The central sorta-romance is between Lena Morelle (Iben Hjejle), a novelist who’s a bit uncomfortable about the middle-of-nowhere place she’s put up in when she visits the small town hosting the fest, and Michael Farr (Ciarán Hinds), a still-grieving widower who used to write but now is happy to serve as the festival’s driver. The stories that bring them together aren’t literary—they’re about ghosts. Lena’s encounter at a young age sparked a lifelong curiosity about the supernatural. Michael, meanwhile, is currently haunted: first it’s rustling and shadows in the middle of the night. Then things get noisier and the bloodied, black-eyed face of the spirit becomes clear. Michael has two young children he obviously doesn’t want to spook, so it’s a relief when Lena becomes his confidante.

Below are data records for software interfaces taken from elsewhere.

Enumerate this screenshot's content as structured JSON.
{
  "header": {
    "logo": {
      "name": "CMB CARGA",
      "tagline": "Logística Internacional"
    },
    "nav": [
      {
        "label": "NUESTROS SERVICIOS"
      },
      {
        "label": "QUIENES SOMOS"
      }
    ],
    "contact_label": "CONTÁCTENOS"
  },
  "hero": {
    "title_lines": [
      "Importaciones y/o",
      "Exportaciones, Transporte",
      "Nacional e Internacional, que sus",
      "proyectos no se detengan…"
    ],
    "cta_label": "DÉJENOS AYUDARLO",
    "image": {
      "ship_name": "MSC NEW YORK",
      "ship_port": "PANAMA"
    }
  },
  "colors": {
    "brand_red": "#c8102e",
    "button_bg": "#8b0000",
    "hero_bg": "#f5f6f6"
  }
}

McPherson, known primarily as a playwright, has delivered a film that feels very Irish: Just like the downpour that drops here out of clear if chilly day, Michael, Lena, and even Nicholas never completely mask the melancholy lurking beneath their politeness. Hinds, as always, is a charmer, and it’s easy to root for him and Lena. Then there are the frights—they may be infrequent, but they’re not small, and they never feel out of place. And you still have the heartbreaking closing scene, which should be noted as the correct way to drive home a tearjerker. Rarely has a horror film felt so tender.